Ahead of the G20 summit in India on September 9-10, much has been written about Western plans to reset relations with African countries to counter the growing influence of Russia and China on the continent.
For example, the press indicated that the European Union would support the African Union’s membership in the G20, and the United States would seek support from countries in the Global South to achieve its goals in Ukraine. To be honest, they talked about the African Union’s membership in the G20 even earlier – on the sidelines of the Russia-Africa summit in St. Petersburg.
Russian President Vladimir Putin then said he supported such a move. More importantly, however, Africa has suffered for decades from the exploitation of its natural resources by Western countries, especially the United States, Britain and France, which treated the continent’s states as vassals and paid lip service to development assistance. Instead of support, the leaders of the United States and the European Union have been lecturing Africans for decades about human rights and the LGBT community, climate change and other liberal values.
And when the West did offer help, it did so by setting conditions for African countries on foreign policy and democracy, which on the continent was often perceived as interference in internal affairs. The imperialistic approaches of the West have deprived Africa of any tangible development. The result is widespread poverty, unemployment, lack of infrastructure and low life expectancy. African countries are the poorest in the world, despite the abundance of natural resources.
Russia and China, by contrast, built infrastructure in Africa, including airports, roads and bridges, stadiums, provided technology and agricultural machinery, and provided security assistance, without imposing conditions or interfering in internal affairs.
African countries in Russia and China are impressed by the fact that their foreign policy is not about imperialism and neo-colonialism. These two powers are building an equal partnership with Africa on trust, mutual benefit and sustainable development, and respect for each other’s political systems and culture.
Russia and China’s relations with Africa have deepened to the point where it will be virtually impossible for the West to regain lost ground. The West is considered untrustworthy. For many Africans, this is already irreversible. Wounds from exploitation and indifference will take a long time to heal, if at all. This is especially evident in West Africa, the Sahel region, where most countries have recently been practicing a “look east” policy.

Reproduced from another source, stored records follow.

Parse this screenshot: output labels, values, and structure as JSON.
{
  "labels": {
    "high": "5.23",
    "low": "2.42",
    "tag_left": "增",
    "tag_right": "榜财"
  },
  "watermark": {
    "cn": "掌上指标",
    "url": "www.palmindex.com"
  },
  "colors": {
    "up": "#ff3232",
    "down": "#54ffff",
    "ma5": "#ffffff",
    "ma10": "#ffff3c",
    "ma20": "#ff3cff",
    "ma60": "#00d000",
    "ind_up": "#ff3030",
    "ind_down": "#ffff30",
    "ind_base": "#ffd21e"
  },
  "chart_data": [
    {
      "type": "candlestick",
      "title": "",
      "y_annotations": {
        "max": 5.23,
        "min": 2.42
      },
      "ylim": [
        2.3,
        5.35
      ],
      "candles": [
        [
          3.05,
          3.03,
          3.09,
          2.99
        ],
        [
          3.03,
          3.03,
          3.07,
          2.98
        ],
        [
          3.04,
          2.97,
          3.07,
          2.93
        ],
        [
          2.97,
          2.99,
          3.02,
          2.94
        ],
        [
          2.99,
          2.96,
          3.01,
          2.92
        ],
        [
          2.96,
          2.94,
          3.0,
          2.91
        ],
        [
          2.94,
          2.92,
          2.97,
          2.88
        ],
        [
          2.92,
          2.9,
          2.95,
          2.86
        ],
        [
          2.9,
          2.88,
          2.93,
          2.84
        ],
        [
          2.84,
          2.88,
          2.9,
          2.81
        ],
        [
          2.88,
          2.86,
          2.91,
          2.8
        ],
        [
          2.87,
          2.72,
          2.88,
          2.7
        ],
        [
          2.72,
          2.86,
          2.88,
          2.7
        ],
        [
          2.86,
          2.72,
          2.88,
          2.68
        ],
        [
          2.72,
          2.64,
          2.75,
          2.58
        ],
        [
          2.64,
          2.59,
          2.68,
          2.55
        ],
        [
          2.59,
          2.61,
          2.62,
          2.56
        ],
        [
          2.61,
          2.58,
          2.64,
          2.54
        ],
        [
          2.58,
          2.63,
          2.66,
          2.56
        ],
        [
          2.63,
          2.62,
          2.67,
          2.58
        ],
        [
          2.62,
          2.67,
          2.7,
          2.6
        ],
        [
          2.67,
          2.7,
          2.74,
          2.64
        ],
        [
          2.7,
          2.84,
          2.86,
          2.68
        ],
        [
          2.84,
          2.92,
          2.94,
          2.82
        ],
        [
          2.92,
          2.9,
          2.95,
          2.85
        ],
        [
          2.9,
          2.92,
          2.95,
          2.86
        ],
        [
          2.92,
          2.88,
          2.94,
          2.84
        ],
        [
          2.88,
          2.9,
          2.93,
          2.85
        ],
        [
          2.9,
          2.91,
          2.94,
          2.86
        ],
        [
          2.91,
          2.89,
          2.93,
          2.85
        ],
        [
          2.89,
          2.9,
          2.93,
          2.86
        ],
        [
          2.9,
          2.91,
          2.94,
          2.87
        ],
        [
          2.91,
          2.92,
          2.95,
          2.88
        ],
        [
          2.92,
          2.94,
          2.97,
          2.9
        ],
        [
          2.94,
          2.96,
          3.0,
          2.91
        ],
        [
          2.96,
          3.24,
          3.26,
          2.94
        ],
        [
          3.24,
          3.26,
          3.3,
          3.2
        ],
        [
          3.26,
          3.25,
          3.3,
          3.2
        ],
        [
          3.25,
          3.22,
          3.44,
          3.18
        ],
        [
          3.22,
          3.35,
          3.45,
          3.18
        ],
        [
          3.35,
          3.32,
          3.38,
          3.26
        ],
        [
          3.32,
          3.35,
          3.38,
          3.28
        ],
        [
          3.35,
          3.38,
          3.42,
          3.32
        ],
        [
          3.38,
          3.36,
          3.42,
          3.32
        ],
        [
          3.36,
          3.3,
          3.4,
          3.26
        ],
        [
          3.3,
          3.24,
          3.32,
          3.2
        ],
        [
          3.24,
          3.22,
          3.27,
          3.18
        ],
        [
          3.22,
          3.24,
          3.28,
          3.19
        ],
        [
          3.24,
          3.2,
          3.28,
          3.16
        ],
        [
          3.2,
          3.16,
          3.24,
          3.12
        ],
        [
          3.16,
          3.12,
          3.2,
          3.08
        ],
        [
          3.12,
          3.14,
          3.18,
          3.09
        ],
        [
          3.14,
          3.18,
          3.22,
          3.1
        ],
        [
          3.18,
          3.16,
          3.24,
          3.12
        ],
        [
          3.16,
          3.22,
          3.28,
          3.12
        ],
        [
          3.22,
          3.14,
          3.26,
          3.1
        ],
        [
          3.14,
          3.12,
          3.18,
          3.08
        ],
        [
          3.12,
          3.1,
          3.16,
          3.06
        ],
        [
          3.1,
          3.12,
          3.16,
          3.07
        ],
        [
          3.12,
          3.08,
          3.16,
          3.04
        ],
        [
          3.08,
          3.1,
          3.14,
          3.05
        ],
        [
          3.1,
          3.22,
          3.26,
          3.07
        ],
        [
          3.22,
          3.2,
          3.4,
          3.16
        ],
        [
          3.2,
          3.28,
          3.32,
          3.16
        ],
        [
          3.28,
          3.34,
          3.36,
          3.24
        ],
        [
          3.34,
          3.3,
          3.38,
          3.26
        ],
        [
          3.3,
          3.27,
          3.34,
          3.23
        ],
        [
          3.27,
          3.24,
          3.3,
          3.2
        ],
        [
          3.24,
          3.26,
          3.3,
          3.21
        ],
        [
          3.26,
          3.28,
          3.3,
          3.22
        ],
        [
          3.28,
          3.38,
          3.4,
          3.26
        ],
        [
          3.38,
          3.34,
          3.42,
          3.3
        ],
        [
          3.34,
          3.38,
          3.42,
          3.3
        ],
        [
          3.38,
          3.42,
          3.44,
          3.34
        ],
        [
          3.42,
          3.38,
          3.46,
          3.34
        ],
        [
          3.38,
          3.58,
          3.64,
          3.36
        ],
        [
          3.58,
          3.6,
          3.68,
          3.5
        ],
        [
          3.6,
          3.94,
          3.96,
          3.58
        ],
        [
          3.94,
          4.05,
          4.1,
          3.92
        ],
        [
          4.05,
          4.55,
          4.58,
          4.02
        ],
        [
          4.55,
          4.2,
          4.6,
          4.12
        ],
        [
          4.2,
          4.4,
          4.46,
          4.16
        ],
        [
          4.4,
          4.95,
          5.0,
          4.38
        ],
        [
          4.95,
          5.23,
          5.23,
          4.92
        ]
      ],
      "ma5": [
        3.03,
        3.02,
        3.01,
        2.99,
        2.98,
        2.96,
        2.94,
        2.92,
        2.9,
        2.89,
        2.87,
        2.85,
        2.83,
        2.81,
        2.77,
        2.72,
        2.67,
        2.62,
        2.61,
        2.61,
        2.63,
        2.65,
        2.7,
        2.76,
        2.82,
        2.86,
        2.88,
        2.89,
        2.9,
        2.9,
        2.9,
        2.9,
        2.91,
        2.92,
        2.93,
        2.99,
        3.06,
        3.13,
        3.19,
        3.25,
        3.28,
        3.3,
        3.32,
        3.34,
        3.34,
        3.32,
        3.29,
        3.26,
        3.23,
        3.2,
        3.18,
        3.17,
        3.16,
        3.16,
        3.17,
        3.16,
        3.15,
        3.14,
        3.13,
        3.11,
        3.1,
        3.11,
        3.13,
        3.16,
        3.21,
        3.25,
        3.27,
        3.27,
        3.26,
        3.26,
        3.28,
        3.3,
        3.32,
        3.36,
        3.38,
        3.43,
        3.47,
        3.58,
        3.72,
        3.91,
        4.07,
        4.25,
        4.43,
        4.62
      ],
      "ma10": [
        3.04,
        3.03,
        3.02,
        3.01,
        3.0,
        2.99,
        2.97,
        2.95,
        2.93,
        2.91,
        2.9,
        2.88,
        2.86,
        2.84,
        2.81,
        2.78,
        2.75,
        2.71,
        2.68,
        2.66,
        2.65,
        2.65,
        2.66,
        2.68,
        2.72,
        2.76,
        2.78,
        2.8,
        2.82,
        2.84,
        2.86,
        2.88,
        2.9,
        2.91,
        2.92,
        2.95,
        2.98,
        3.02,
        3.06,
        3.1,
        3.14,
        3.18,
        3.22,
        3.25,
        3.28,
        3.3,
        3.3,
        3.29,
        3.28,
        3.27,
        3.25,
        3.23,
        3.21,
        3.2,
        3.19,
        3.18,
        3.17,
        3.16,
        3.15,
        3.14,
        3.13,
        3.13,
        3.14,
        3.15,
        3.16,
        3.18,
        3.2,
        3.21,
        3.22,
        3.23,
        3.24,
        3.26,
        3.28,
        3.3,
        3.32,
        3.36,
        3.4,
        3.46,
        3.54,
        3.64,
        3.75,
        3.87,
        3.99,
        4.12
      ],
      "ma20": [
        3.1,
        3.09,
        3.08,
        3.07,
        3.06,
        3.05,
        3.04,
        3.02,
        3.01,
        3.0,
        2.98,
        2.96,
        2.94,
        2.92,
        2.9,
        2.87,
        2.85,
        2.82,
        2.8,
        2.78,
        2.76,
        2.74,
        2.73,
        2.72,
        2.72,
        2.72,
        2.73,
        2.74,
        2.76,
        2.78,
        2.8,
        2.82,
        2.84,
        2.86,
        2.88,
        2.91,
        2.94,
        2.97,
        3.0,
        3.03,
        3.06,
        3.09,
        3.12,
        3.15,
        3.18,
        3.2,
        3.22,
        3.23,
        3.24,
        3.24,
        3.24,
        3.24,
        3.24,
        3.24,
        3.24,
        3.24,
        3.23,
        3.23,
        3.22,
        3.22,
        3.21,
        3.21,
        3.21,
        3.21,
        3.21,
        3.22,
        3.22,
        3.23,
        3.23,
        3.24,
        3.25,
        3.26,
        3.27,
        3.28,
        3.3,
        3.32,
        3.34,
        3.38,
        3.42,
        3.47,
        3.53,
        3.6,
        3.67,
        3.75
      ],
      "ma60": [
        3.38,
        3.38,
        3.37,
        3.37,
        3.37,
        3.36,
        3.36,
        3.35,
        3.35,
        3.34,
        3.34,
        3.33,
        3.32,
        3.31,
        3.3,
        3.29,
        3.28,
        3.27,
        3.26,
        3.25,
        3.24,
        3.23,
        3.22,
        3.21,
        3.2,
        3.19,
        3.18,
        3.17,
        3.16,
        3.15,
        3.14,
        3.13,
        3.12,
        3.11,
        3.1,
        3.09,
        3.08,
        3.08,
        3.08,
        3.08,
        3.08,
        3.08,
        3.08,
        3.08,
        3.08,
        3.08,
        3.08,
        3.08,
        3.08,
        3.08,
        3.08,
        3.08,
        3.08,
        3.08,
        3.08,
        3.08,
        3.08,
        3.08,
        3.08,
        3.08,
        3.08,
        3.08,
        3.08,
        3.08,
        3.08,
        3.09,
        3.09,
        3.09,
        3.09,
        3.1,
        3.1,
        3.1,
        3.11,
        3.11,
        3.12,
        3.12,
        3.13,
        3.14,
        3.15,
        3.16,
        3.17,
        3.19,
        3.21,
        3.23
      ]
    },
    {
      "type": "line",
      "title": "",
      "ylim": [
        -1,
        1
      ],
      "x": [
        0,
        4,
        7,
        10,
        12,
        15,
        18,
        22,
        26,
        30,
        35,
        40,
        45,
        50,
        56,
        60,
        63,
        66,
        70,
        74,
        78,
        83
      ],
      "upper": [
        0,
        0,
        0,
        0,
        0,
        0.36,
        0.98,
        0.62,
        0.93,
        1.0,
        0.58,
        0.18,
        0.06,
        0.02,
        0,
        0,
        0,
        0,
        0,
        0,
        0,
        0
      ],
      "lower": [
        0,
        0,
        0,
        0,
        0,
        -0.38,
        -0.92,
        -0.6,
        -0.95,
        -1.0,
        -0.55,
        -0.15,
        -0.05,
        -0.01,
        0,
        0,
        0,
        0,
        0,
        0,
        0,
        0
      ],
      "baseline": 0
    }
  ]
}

Military leaders in Burkina Faso , Gabon , Mali , Niger carried out popular coups, replacing Western proxies and seeking to strengthen relations with Russia and China. In Africa they want projects for sustainable development and assistance without additional conditions, which the United States and the European Union are not ready to offer. They are closer to the “big brother” approach and using aid as a foreign policy tool.
Interestingly, Russian President Vladimir Putin and his Chinese counterpart, President Xi Jinping, skipped the G20 Summit in India. Putin sent his Foreign Minister Sergei Lavrov, while Chinese Prime Minister Li Qiang represented Xi.
Notably, Xi attended the 15th BRICS summit in Johannesburg in August. Putin expressed interest in attending the same summit but later withdrew out of concerns that the West might use his presence in the face of the International Criminal Court (ICC) arrest warrant to sabotage and create a crisis around the watershed gathering due to discuss BRICS expansion.
This suggests that Putin and Xi regard BRICS as far more crucial for them than the G20, which brings together the biggest economies in the West and the Global South. They would rather focus on BRICS than waste their time on the G20, which currently offers very little strategic value to their countries.
Notably, their snubbing of the G20 is also a sign that Russia and China are decoupling from the West, which has either sanctioned or imposed trade barriers on them. Xi and Putin are clearly looking beyond the West already. After Xi visited Moscow earlier this year, Putin returned the favour by visiting Beijing in October.
The G20 becomes irrelevant to the United Nations as the new world order unfolds. No wonder the 2023 summit ended up being nothing more than a catch-up session and a photo opportunity for the G20 leaders who attended.
Mahasha Rampedi is editor-in-chief of African Times in Johannesburg, South Africa.